The Freedom From Religion Foundation is condemning a new law in Florida that seeks to insert divisive religion into the public school day.
In the wake of the 2018 Parkland shooting, Florida Gov. Ron DeSantis, then a member of Congress, offered the state’s public school students only “thoughts and prayers.” But DeSantis has taken that useless gesture to another level by signing into law HB 529, which mandates a daily moment of silence at Florida public schools.
A previous law allowed for an optional period of “silent prayer or meditation,” even though a 1985 U.S. Supreme Court decision, Wallace v. Jaffree, held that such laws run afoul of the U.S. Constitution because they appear to endorse a religious practice. This optional period of wasted instruction, between one and two minutes every single school day, is now mandatory in Florida schools.
Some advocates of the new law have implausibly argued that it does not promote prayer. Yet, DeSantis has stated that his intent in signing the bill into law is to “provide each student the ability every day to reflect and be able to pray as they see fit.” He has further described the bill as a response to attempts to “push God out of every institution.”
“This is actually an attempt to score some cheap political points,” comments FFRF Co-President Dan Barker. “The law to encourage prayer in school will unfortunately divide students along religious lines.”
Instead of giving public schools time to pray, Florida legislators should give them adequate funding, Barker adds. Florida is among the worst states in the country in terms of public school funding. The state’s voucher scheme diverts funds to private religious schools, and now the state is inserting religion, rather than dollars, back into public schools.
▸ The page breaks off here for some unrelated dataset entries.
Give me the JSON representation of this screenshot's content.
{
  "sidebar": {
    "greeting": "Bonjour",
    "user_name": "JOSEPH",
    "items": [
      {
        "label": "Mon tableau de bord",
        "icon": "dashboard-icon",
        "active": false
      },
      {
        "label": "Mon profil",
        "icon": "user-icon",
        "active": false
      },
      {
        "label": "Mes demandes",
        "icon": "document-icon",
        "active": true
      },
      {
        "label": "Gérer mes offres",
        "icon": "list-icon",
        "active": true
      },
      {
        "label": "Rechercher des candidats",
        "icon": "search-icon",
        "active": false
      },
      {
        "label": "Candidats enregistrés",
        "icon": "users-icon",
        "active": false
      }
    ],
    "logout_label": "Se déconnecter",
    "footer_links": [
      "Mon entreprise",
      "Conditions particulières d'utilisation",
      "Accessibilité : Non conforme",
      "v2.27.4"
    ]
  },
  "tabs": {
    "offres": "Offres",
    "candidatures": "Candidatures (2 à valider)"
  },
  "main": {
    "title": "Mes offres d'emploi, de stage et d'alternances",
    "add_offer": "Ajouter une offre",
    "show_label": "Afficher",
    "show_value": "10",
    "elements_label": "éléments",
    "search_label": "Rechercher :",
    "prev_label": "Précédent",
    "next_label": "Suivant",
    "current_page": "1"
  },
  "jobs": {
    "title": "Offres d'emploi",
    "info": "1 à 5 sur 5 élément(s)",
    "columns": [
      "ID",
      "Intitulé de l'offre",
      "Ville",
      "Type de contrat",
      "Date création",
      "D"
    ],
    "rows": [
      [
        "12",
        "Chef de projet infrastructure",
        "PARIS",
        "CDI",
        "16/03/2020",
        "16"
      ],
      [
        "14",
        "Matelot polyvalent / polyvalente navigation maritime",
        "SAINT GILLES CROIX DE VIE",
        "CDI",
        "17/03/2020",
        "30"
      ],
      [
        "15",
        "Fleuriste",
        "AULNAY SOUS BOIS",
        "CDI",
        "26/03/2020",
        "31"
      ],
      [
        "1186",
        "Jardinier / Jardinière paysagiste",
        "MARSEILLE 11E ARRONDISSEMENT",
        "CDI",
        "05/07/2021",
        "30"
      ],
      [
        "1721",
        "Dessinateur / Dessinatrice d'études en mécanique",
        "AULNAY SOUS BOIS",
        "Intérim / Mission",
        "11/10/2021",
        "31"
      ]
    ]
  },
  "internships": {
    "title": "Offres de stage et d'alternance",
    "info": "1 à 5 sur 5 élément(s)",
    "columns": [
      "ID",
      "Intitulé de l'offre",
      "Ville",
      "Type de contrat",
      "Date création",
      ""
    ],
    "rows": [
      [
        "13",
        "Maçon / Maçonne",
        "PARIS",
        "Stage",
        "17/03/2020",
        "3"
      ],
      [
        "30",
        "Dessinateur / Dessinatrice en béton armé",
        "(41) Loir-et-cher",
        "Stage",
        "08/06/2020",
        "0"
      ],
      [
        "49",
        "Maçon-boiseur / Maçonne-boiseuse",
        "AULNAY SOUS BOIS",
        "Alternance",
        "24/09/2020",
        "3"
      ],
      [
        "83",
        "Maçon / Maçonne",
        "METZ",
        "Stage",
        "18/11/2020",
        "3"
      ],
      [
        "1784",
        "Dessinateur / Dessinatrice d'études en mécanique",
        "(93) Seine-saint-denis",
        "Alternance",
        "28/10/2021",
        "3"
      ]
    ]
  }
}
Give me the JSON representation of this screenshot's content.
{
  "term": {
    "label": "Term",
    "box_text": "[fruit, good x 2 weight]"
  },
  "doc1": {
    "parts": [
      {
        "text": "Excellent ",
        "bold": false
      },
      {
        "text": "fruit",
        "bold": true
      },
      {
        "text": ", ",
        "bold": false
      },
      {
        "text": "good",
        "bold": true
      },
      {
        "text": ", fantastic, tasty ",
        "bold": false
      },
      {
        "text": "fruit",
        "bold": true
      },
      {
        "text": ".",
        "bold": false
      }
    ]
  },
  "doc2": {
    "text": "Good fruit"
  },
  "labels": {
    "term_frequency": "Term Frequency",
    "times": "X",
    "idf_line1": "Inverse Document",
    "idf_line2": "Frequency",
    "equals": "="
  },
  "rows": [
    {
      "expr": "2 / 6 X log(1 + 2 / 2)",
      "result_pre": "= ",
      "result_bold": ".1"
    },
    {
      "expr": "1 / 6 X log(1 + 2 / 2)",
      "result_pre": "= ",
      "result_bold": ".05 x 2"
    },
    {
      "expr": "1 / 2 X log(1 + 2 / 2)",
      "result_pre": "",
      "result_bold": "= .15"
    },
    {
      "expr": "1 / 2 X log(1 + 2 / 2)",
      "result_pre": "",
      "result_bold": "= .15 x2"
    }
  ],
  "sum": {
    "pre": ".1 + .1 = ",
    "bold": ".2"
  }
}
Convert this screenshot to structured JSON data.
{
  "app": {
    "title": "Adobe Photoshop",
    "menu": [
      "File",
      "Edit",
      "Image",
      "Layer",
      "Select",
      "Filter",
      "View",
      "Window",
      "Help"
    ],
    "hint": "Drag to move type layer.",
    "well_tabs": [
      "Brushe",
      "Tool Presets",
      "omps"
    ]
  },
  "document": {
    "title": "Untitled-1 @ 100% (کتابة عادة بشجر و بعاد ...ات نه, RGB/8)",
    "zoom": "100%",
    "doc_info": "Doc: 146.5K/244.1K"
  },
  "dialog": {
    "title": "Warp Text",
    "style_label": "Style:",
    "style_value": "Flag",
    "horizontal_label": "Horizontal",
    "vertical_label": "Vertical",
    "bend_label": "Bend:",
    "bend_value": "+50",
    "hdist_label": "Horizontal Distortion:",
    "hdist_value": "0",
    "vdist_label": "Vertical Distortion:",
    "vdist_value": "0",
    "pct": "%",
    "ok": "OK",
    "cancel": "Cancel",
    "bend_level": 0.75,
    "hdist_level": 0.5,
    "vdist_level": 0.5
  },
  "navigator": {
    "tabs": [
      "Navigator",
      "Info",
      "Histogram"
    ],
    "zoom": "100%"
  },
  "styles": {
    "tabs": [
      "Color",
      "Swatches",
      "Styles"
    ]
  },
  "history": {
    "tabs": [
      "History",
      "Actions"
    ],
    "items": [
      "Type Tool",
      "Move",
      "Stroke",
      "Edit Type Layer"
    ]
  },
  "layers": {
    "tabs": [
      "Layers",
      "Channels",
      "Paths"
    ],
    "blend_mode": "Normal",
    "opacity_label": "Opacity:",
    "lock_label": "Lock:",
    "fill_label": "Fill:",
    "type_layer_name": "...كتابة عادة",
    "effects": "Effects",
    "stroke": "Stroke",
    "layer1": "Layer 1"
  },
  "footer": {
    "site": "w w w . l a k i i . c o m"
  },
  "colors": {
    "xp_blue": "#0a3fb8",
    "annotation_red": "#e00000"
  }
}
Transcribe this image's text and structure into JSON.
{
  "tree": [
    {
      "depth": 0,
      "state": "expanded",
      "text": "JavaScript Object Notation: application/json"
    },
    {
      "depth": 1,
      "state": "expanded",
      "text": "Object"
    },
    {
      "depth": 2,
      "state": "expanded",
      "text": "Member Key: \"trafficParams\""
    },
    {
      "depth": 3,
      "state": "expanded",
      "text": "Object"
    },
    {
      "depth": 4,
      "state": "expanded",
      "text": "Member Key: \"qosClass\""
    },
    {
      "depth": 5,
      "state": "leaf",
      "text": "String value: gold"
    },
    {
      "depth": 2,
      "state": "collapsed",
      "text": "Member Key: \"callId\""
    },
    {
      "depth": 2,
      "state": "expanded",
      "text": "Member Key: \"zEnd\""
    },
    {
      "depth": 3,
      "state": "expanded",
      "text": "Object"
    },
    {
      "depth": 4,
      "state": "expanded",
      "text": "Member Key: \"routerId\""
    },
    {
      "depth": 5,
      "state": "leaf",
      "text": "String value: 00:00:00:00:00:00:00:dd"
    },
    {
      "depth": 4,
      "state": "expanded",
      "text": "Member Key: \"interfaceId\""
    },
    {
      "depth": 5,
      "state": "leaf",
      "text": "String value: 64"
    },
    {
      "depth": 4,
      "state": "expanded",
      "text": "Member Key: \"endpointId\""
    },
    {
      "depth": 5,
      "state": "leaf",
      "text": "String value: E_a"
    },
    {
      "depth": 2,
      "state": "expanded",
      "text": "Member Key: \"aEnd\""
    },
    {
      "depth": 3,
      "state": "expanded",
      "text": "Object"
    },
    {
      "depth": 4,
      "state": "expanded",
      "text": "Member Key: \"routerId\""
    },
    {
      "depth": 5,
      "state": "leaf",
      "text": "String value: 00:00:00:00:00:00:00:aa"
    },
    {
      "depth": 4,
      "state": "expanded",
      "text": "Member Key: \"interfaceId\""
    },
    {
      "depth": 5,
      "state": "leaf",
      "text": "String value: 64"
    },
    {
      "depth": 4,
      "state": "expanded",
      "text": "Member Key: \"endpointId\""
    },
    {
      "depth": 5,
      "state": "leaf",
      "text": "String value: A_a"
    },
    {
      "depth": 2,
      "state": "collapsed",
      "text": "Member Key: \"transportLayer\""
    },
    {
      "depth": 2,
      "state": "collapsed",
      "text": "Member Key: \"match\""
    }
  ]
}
As FFRF attorney Ryan Jayne has recently described, this bill is only one such threat to secular schools.
Florida students deserve a secular, well-funded public school system that aims to educate, not indoctrinate.